Police released images of the suspects hours after plain-clothes officers shot and killed a man in front of shocked passengers on an underground train following a chase.
Armed officers later swooped on an apartment block in south London, arresting a man in connection with Thursday's failed attacks while rooftop snipers covered them.
It was one of a series of raids across London by hundreds of police, some armed with assault rifles and machine guns.
In the closed-circuit TV images of the suspects, the first man appears in a "New York" sweatshirt and a second man is shown in a white cap and a T-shirt with palm trees.
Two others are in dark clothes, slightly obscured by a poor camera angle.
The photographs splashed on the front pages of newspapers on Saturday put faces to the suspects as police appealed for help in finding them.
It was unclear whether either the man police killed or the man they arrested was among the four suspects, who allegedly fled three underground stations and a double-decker bus on Thursday.
Police also investigated an apparent attempt to set fire to the home of Jermaine Lindsay, one of the suspected bombers.
British police released the images
of the suspects on Friday
The shooting of a man by police took place about 10am. Witnesses said he appeared to be a South Asian, wearing a padded coat in the Stockwell train station in south London.
Police chased him into a carriage, pinned him to the ground and shot him in the head and torso, five times at point blank range, a witness said.
Metropolitan Police Commissioner Ian Blair said the shooting was "directly linked" to the investigation. "The man who was shot was under police observation because he had emerged from a house that was itself under observation because it was linked to the investigation of yesterday's incidents," police said in a statement.
"He was then followed by surveillance officers to the station. His clothing and his behaviour at the station added to their suspicions." Stockwell is just one stop away from the Oval underground station, site of one of Thursday's four failed bombings, exactly two weeks after the 7 July bombings killed 56 people.
Witness Anthony Larkin told the British Broadcasting Corporation (BBC): "I've seen these police officers shouting, 'Get down, get down!"
Another passenger on the train, Mark Whitby, said the man did not appear to be carrying anything, but his coat looked padded.
"They pushed him on to the floor and unloaded five shots into him," Whitby told the BBC. "He looked like a cornered fox.
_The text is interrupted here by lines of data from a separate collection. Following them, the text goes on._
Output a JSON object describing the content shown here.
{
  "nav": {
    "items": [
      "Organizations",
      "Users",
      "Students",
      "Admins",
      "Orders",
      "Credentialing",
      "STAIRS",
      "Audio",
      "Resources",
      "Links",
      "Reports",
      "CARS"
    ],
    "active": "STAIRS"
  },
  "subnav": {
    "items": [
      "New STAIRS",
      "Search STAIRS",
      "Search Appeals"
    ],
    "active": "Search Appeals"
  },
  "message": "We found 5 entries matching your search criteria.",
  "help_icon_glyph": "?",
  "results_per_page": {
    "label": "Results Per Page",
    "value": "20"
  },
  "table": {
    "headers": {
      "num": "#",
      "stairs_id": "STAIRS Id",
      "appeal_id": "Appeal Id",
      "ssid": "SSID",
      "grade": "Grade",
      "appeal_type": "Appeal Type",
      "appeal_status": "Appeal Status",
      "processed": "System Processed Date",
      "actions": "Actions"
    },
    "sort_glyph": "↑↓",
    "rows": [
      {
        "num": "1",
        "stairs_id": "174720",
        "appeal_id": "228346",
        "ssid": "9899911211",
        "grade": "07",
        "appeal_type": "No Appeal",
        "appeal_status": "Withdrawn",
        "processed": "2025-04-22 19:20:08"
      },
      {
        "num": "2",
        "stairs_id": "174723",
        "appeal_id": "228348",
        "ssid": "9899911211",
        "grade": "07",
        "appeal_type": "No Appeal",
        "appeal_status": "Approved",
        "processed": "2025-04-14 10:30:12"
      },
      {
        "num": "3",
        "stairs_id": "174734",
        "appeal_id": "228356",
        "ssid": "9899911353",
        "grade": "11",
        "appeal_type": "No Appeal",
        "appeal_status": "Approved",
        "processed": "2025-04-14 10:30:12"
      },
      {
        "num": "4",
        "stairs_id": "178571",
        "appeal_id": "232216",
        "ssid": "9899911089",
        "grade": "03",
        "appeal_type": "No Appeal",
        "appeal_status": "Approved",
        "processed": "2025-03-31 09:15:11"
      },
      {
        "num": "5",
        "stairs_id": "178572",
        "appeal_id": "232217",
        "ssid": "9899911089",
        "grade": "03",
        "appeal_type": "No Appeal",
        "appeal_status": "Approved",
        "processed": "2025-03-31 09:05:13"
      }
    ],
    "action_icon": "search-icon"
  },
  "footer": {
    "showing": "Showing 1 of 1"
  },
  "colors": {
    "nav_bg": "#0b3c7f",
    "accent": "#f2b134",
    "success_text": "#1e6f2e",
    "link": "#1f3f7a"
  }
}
He looked petrified."
Shoot to kill
Heavily armed officers patrolled the British capital with clear instructions to stop human bombers, if necessary, with a shot to the head.
"If you are dealing with someone who might be a bomber, if they remain conscious, they could trigger plastic explosives or whatever device is on them," said Mayor Ken Livingstone. "Therefore, overwhelmingly in these circumstances, it is going to be a shoot-to-kill policy."
"I have just had one phone call saying 'What if I was carrying a rucksack?'"
Muslim Council of Britain spokesman
Muslim lobby groups said they were shocked by Friday's killing and urged a full inquiry.
One group, the Islamic Human Rights Commission (IHRC), said
it was deeply concerned at the apparent "shoot-to-kill" policy.
"IHRC is afraid that today's killing may only be the first
in a series of police killings in the post-7/7 era," IHRC
Chairman Massoud Shadjareh said in a statement.
And as Muslims gathered for afternoon prayers, they voiced concerns about backlash. One mosque was evacuated after a bomb threat.
Inayat Bunglawala, spokesman for the Muslim Council of Britain, said he had spoken to nervous Muslims since Friday's shooting.
"I have just had one phone call saying 'What if I was carrying a rucksack?'" he said.
More than 100 alleged revenge attacks have been reported since the 7 July bombings.